Today, we collectively avoid making sketching because art has become specialized and professionalized, and most people are not trained in even the basics.  But, it doesn't have to be this way. 

Everyone can learn to sketch. Anyone can make a sketch that is visually stimulating and personally satisfying.

The basics of drawing are learned, not inherited. Fundamental skills, techniques, and knowledge of different media (ex: watercolours, pencils, pen and ink) are all information that can be taught, practiced, and improved upon.

Even better, sketching offers you an opportunity to connect more personally with your environment, the local ecosystem, and nuances of city life that you might not notice otherwise. Sketching, you will find, leads to increased curiosity and on-going learning wherever you sketch.

That is why I invite you to be Drawn to Quebec

Perhaps you will join one of the local public sketching outings that are scheduled regularly here in Quebec City. Or, perhaps you will want some personalized lessons or a workshop in how to sketch on location. I can help you do either, or both.

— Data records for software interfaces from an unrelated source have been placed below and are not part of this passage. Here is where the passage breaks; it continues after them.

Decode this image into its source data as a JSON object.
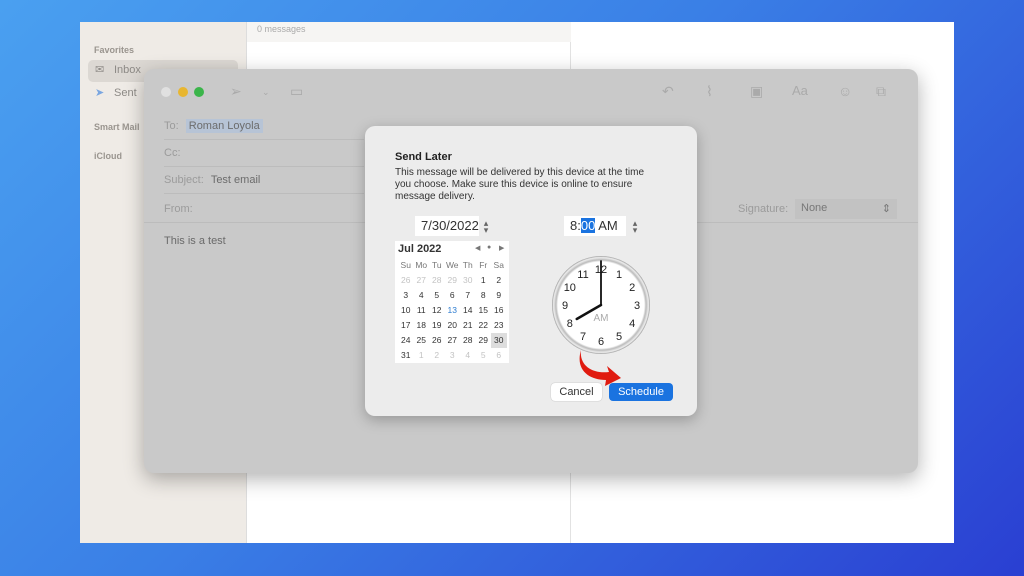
{
  "sidebar": {
    "favorites_label": "Favorites",
    "items": [
      {
        "label": "Inbox",
        "icon": "inbox-icon"
      },
      {
        "label": "Sent",
        "icon": "paper-plane-icon"
      }
    ],
    "smart_mailboxes_label": "Smart Mail",
    "icloud_label": "iCloud"
  },
  "message_list": {
    "count_label": "0 messages"
  },
  "compose": {
    "to_label": "To:",
    "to_value": "Roman Loyola",
    "cc_label": "Cc:",
    "subject_label": "Subject:",
    "subject_value": "Test email",
    "from_label": "From:",
    "signature_label": "Signature:",
    "signature_value": "None",
    "body": "This is a test",
    "font_button": "Aa"
  },
  "send_later": {
    "title": "Send Later",
    "description": "This message will be delivered by this device at the time you choose. Make sure this device is online to ensure message delivery.",
    "date_value": "7/30/2022",
    "time_hour": "8:",
    "time_minute": "00",
    "time_ampm": "AM",
    "calendar": {
      "month_label": "Jul 2022",
      "weekdays": [
        "Su",
        "Mo",
        "Tu",
        "We",
        "Th",
        "Fr",
        "Sa"
      ],
      "weeks": [
        [
          "26",
          "27",
          "28",
          "29",
          "30",
          "1",
          "2"
        ],
        [
          "3",
          "4",
          "5",
          "6",
          "7",
          "8",
          "9"
        ],
        [
          "10",
          "11",
          "12",
          "13",
          "14",
          "15",
          "16"
        ],
        [
          "17",
          "18",
          "19",
          "20",
          "21",
          "22",
          "23"
        ],
        [
          "24",
          "25",
          "26",
          "27",
          "28",
          "29",
          "30"
        ],
        [
          "31",
          "1",
          "2",
          "3",
          "4",
          "5",
          "6"
        ]
      ],
      "today": "13",
      "selected": "30"
    },
    "clock": {
      "numbers": [
        "12",
        "1",
        "2",
        "3",
        "4",
        "5",
        "6",
        "7",
        "8",
        "9",
        "10",
        "11"
      ],
      "ampm": "AM",
      "hour": 8,
      "minute": 0
    },
    "cancel_label": "Cancel",
    "schedule_label": "Schedule",
    "accent_color": "#1a73e0"
  }
}
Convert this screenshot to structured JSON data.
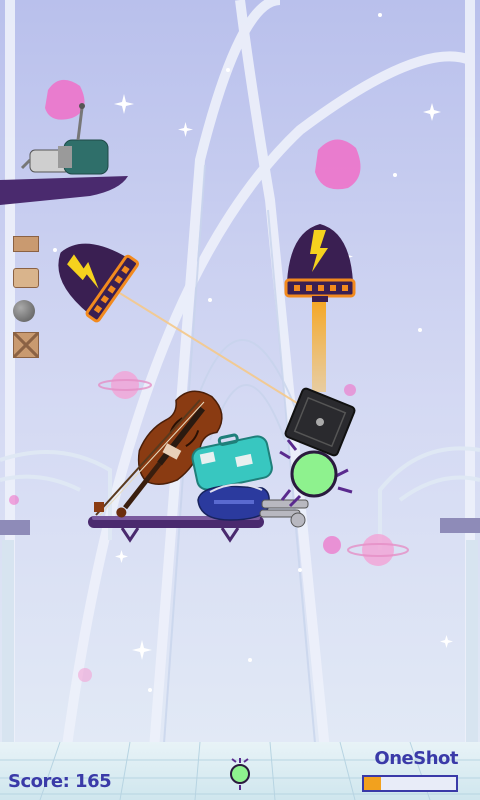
{
  "hud": {
    "score_label": "Score: 165",
    "mode_label": "OneShot",
    "power_fraction": 0.18
  },
  "inventory": [
    {
      "icon": "small-crate-icon"
    },
    {
      "icon": "suitcase-icon"
    },
    {
      "icon": "cannonball-icon"
    },
    {
      "icon": "wooden-crate-icon"
    }
  ],
  "colors": {
    "sky": "#cfd6f2",
    "platform": "#4a2a6e",
    "rocket_body": "#3a1f52",
    "rocket_trim": "#f28a1e",
    "bolt": "#f5d21e",
    "flame": "#f5a623",
    "pink_planet": "#f06fc8",
    "target_ball": "#8ef28e",
    "score_text": "#3a3aa8"
  }
}
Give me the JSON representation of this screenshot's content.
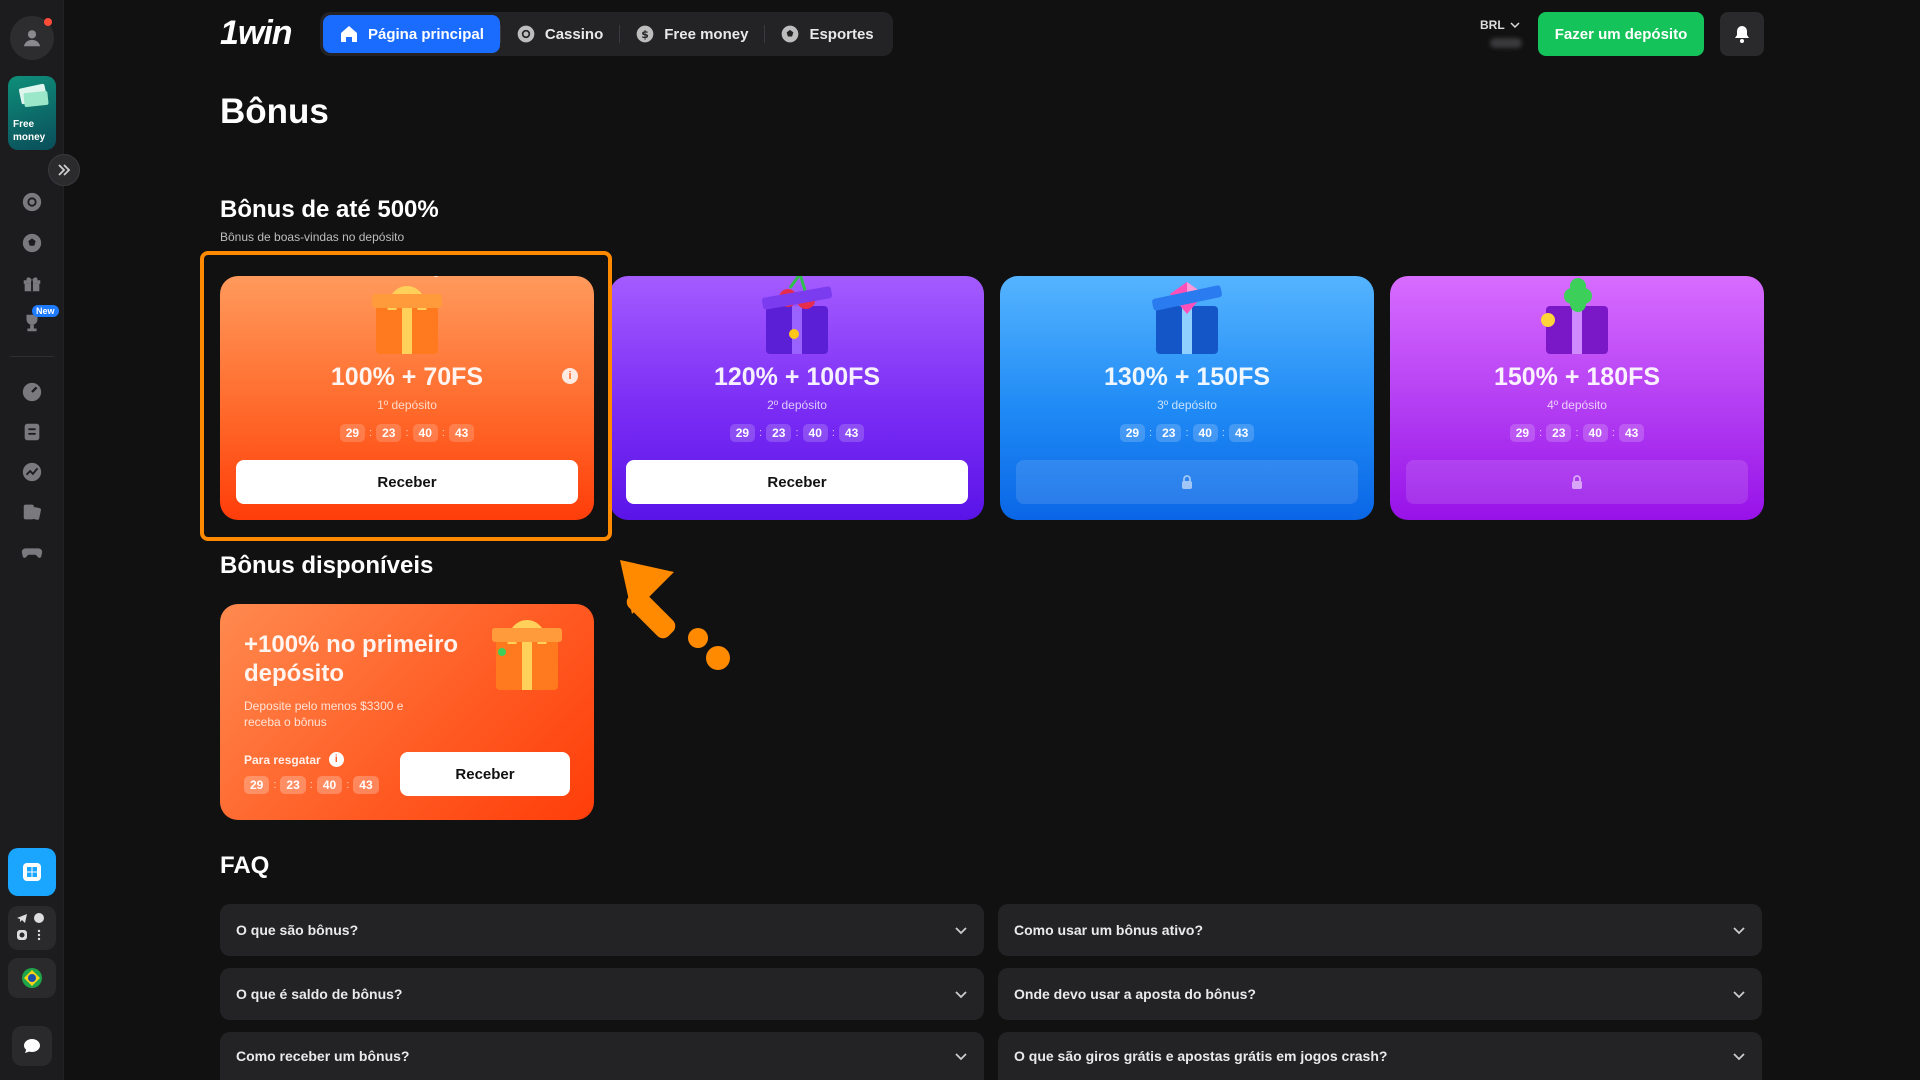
{
  "sidebar": {
    "free_money_label": "Free\nmoney",
    "new_badge": "New"
  },
  "header": {
    "logo": "1win",
    "nav": [
      {
        "label": "Página principal",
        "icon": "home-icon"
      },
      {
        "label": "Cassino",
        "icon": "casino-chip-icon"
      },
      {
        "label": "Free money",
        "icon": "dollar-coin-icon"
      },
      {
        "label": "Esportes",
        "icon": "soccer-ball-icon"
      }
    ],
    "currency": "BRL",
    "deposit_button": "Fazer um depósito"
  },
  "page": {
    "title": "Bônus"
  },
  "welcome": {
    "title": "Bônus de até 500%",
    "subtitle": "Bônus de boas-vindas no depósito",
    "cards": [
      {
        "amount": "100% + 70FS",
        "deposit": "1º depósito",
        "timer": [
          "29",
          "23",
          "40",
          "43"
        ],
        "button": "Receber",
        "locked": false,
        "color": "#ff6a2b"
      },
      {
        "amount": "120% + 100FS",
        "deposit": "2º depósito",
        "timer": [
          "29",
          "23",
          "40",
          "43"
        ],
        "button": "Receber",
        "locked": false,
        "color": "#7a2cf4"
      },
      {
        "amount": "130% + 150FS",
        "deposit": "3º depósito",
        "timer": [
          "29",
          "23",
          "40",
          "43"
        ],
        "button": "",
        "locked": true,
        "color": "#1f8af5"
      },
      {
        "amount": "150% + 180FS",
        "deposit": "4º depósito",
        "timer": [
          "29",
          "23",
          "40",
          "43"
        ],
        "button": "",
        "locked": true,
        "color": "#b23cf2"
      }
    ]
  },
  "available": {
    "title": "Bônus disponíveis",
    "card": {
      "title": "+100% no primeiro depósito",
      "desc": "Deposite pelo menos $3300 e receba o bônus",
      "redeem_label": "Para resgatar",
      "timer": [
        "29",
        "23",
        "40",
        "43"
      ],
      "button": "Receber"
    }
  },
  "faq": {
    "title": "FAQ",
    "items": [
      "O que são bônus?",
      "Como usar um bônus ativo?",
      "O que é saldo de bônus?",
      "Onde devo usar a aposta do bônus?",
      "Como receber um bônus?",
      "O que são giros grátis e apostas grátis em jogos crash?"
    ]
  }
}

Either way, drawing with someone else, or in a group, means that you don't have to feel "on the spot" about drawing or painting in public.  

This is the "safety in numbers" principle at work.  Any curious passersby may notice a group of sketchers, but won't likely expect "perfect art" the way we all might if we saw a lone artist working in public.

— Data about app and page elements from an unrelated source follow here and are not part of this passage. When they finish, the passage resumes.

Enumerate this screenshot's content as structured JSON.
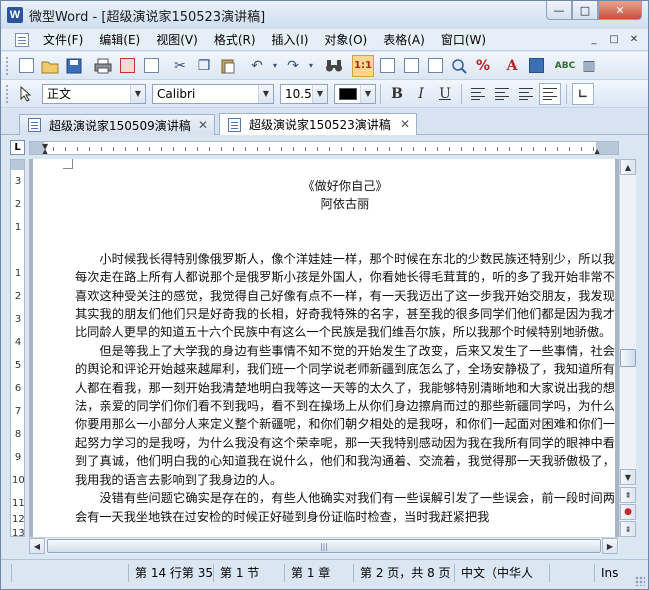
{
  "window": {
    "icon_letter": "W",
    "title": "微型Word - [超级演说家150523演讲稿]",
    "minimize": "—",
    "maximize": "□",
    "close": "✕"
  },
  "menu": {
    "items": [
      "文件(F)",
      "编辑(E)",
      "视图(V)",
      "格式(R)",
      "插入(I)",
      "对象(O)",
      "表格(A)",
      "窗口(W)"
    ],
    "mdi_minimize": "_",
    "mdi_restore": "□",
    "mdi_close": "✕"
  },
  "format": {
    "style": "正文",
    "font": "Calibri",
    "size": "10.5",
    "bold": "B",
    "italic": "I",
    "underline": "U"
  },
  "tabs": [
    {
      "label": "超级演说家150509演讲稿",
      "close": "✕"
    },
    {
      "label": "超级演说家150523演讲稿",
      "close": "✕"
    }
  ],
  "ruler": {
    "corner": "L",
    "vertical_numbers": [
      "3",
      "2",
      "1",
      "1",
      "2",
      "3",
      "4",
      "5",
      "6",
      "7",
      "8",
      "9",
      "10",
      "11",
      "12",
      "13"
    ]
  },
  "document": {
    "title": "《做好你自己》",
    "author": "阿依古丽",
    "paragraphs": [
      "小时候我长得特别像俄罗斯人，像个洋娃娃一样，那个时候在东北的少数民族还特别少，所以我每次走在路上所有人都说那个是俄罗斯小孩是外国人，你看她长得毛茸茸的，听的多了我开始非常不喜欢这种受关注的感觉，我觉得自己好像有点不一样，有一天我迈出了这一步我开始交朋友，我发现其实我的朋友们他们只是好奇我的长相，好奇我特殊的名字，甚至我的很多同学们他们都是因为我才比同龄人更早的知道五十六个民族中有这么一个民族是我们维吾尔族，所以我那个时候特别地骄傲。",
      "但是等我上了大学我的身边有些事情不知不觉的开始发生了改变，后来又发生了一些事情，社会的舆论和评论开始越来越犀利，我们班一个同学说老师新疆到底怎么了，全场安静极了，我知道所有人都在看我，那一刻开始我清楚地明白我等这一天等的太久了，我能够特别清晰地和大家说出我的想法，亲爱的同学们你们看不到我吗，看不到在操场上从你们身边擦肩而过的那些新疆同学吗，为什么你要用那么一小部分人来定义整个新疆呢，和你们朝夕相处的是我呀，和你们一起面对困难和你们一起努力学习的是我呀，为什么我没有这个荣幸呢，那一天我特别感动因为我在我所有同学的眼神中看到了真诚，他们明白我的心知道我在说什么，他们和我沟通着、交流着，我觉得那一天我骄傲极了，我用我的语言去影响到了我身边的人。",
      "没错有些问题它确实是存在的，有些人他确实对我们有一些误解引发了一些误会，前一段时间两会有一天我坐地铁在过安检的时候正好碰到身份证临时检查，当时我赶紧把我"
    ]
  },
  "scroll": {
    "up": "▲",
    "down": "▼",
    "prev_page": "⇞",
    "browse": "●",
    "next_page": "⇟",
    "left": "◀",
    "right": "▶",
    "thumb_grip": "|||"
  },
  "status": {
    "line": "第 14 行第 35",
    "section": "第 1 节",
    "chapter": "第 1 章",
    "page": "第 2 页，共 8 页",
    "language": "中文（中华人",
    "mode": "Ins"
  },
  "colors": {
    "accent": "#2a5699",
    "window_frame": "#dbe6f3",
    "doc_background": "#aab5c4"
  }
}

Sketching in a group with a range of skills also offers the opportunity to ask questions, try new techniques and media, and to build our capacity to represent something on paper.  In particular, during my workshops and lessons, we are not aiming for "art."  As one local sketcher said, "For me, it's about the process.  I don't think of my sketches as art.  They are a way to observe my surroundings, and to learn from them."  

I also encourage sharing your work with others, for the fun of it.  

We don't judge each other, and we learn a lot from each other.   If individuals want to work towards a level of artistic expression, they are more than welcome to do so.  However, no one is expected to produce something gallery-worthy. Sharing your sketches is easy via online communities hosted by Urban Sketchers International, Artists' Journal Workshop, and many others. Just search for these communities on your favourite social media platform(s).